The checkoff’s highest honor, the USB Outstanding Achievement Award, was awarded to Richard Wilson, retired national program leader for oilseeds and bioscience research at the United States Department of Agriculture, Agricultural Research Service.

Wilson has made valuable contributions to the soybean industry during his distinguished 32-year career with USDA. As national program leader, he led more than 400 scientists in nearly 300 projects in crop genetics, molecular biology and agricultural product utilization.

Prior to that position, Wilson served as the research leader for the USDA-ARS Soybean and Nitrogen Fixation Research Unit, guiding the focus of soybean research on quality traits.

“I am deeply honored to receive the USB Outstanding Achievement Award and am very proud to be selected as an example of how checkoff investments are helping improve soybean quality and enhance the competitive position of U.S. soybeans in global markets,” said Wilson.

Wilson’s accomplishments are evidenced in part by more than 225 scientific publications, including 11 books. Even after his retirement, Wilson actively coordinates soybean research initiatives and continues to author scientific articles.

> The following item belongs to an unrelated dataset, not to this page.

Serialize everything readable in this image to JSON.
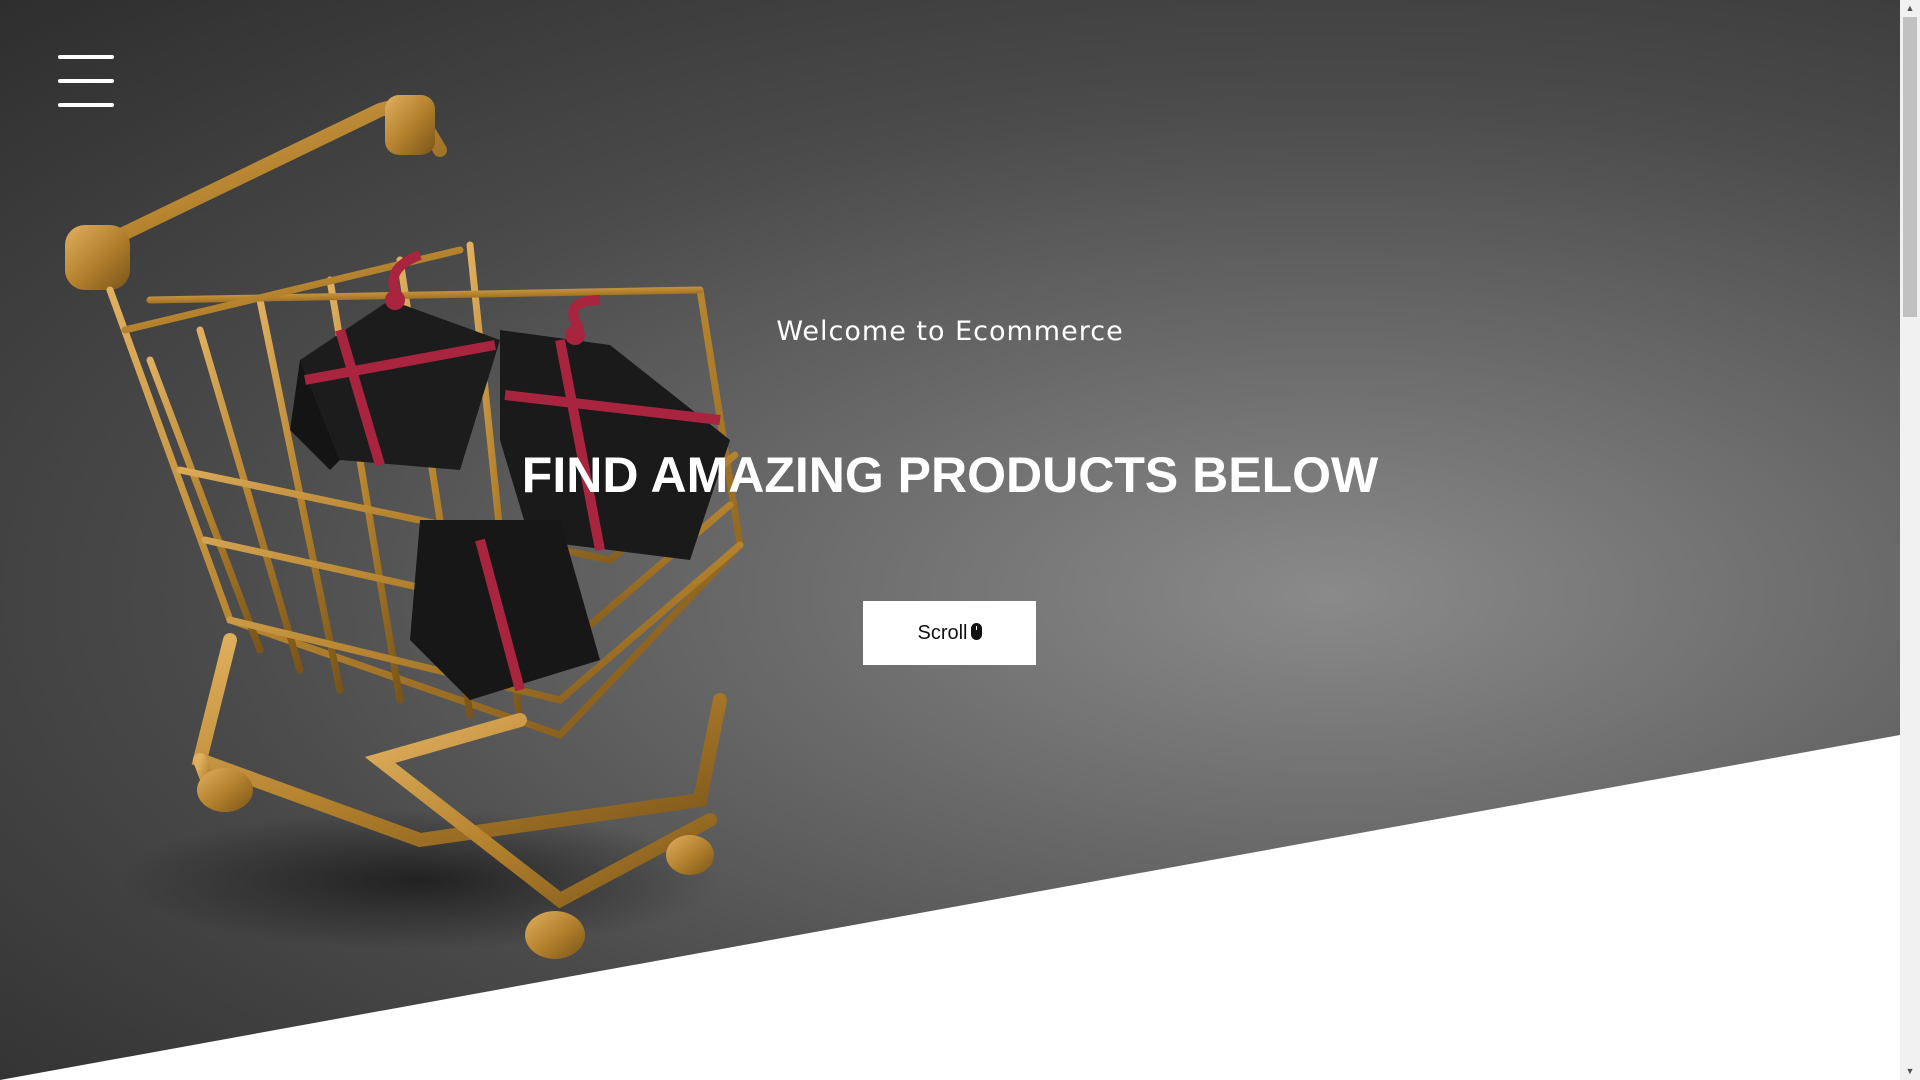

“USB farmer-leaders selected Wilson because he has made major contributions to soybean research in his tenure,” said Rick Stern, USB production chair and farmer from Cream Ridge, N.J. “Dr. Wilson was the principal investigator for two large checkoff-funded projects before he took on his role with the oilseeds program, and he’s been a supporter of checkoff research for many years.”

USB’s Excellence Award, focused on production research, was awarded to Randy Shoemaker of USDA-ARS. Shoemaker’s contributions in genomics research have been important for soybean farmers. In his role as a research geneticist with USDA-ARS, Shoemaker has helped lead the way in mapping the soybean genome, which will aid efforts to bring disease and pest resistance and improved soybean composition traits to the market.

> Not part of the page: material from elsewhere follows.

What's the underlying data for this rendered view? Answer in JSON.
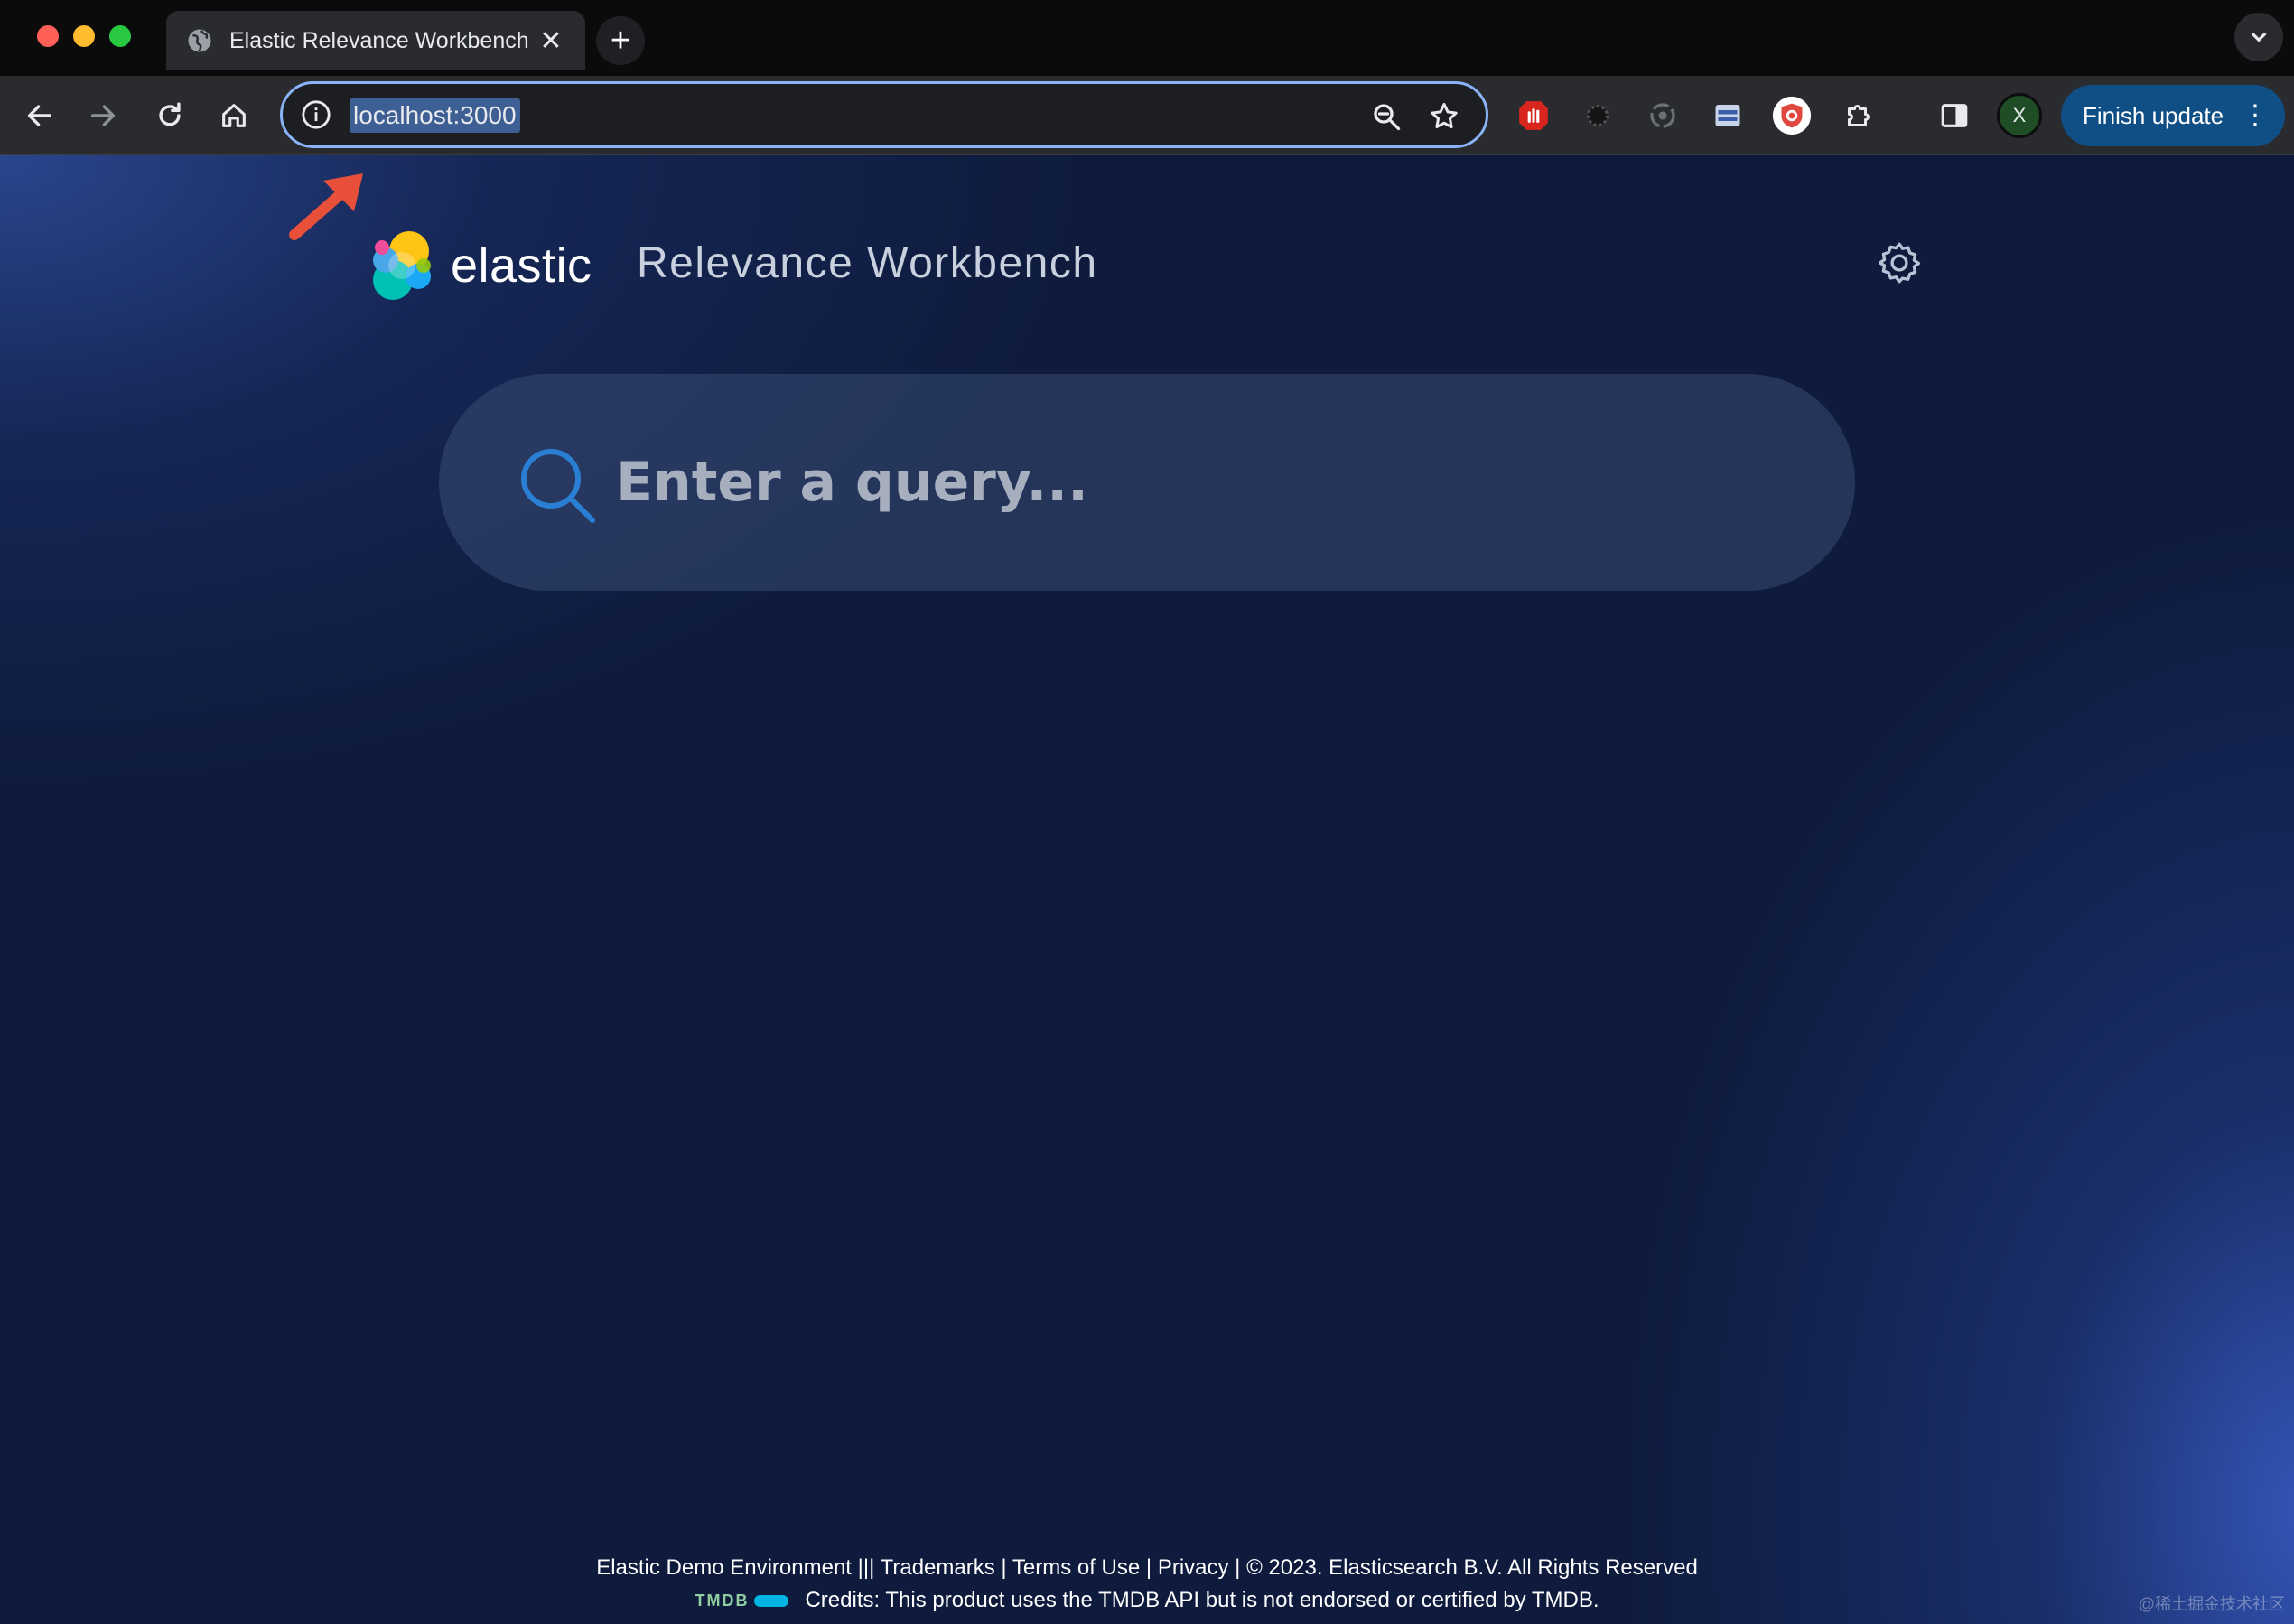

Shoemaker’s research, funded in part by the soybean checkoff, helped establish a genomics database that is widely used by both public and private researchers. Through his leadership of the Soybean Genomics Executive Committee, Shoemaker has been instrumental in guiding the strategic plans of the group and in the development of projects that have sped up the research on soybean genomics and streamlined the work being conducted across the country.

“Dr. Shoemaker stands out as a leader in the field of soybean genomics,” said Stern. “He helped establish a genomics strategic plan and guided the direction of genomics research, research that will help farmers far into the future.”

USB is made up of 68 farmer-directors who oversee the investments of the soybean checkoff on behalf of all U.S. soybean farmers. Checkoff funds are invested in the areas of animal utilization, human utilization, industrial utilization, industry relations, market access and supply.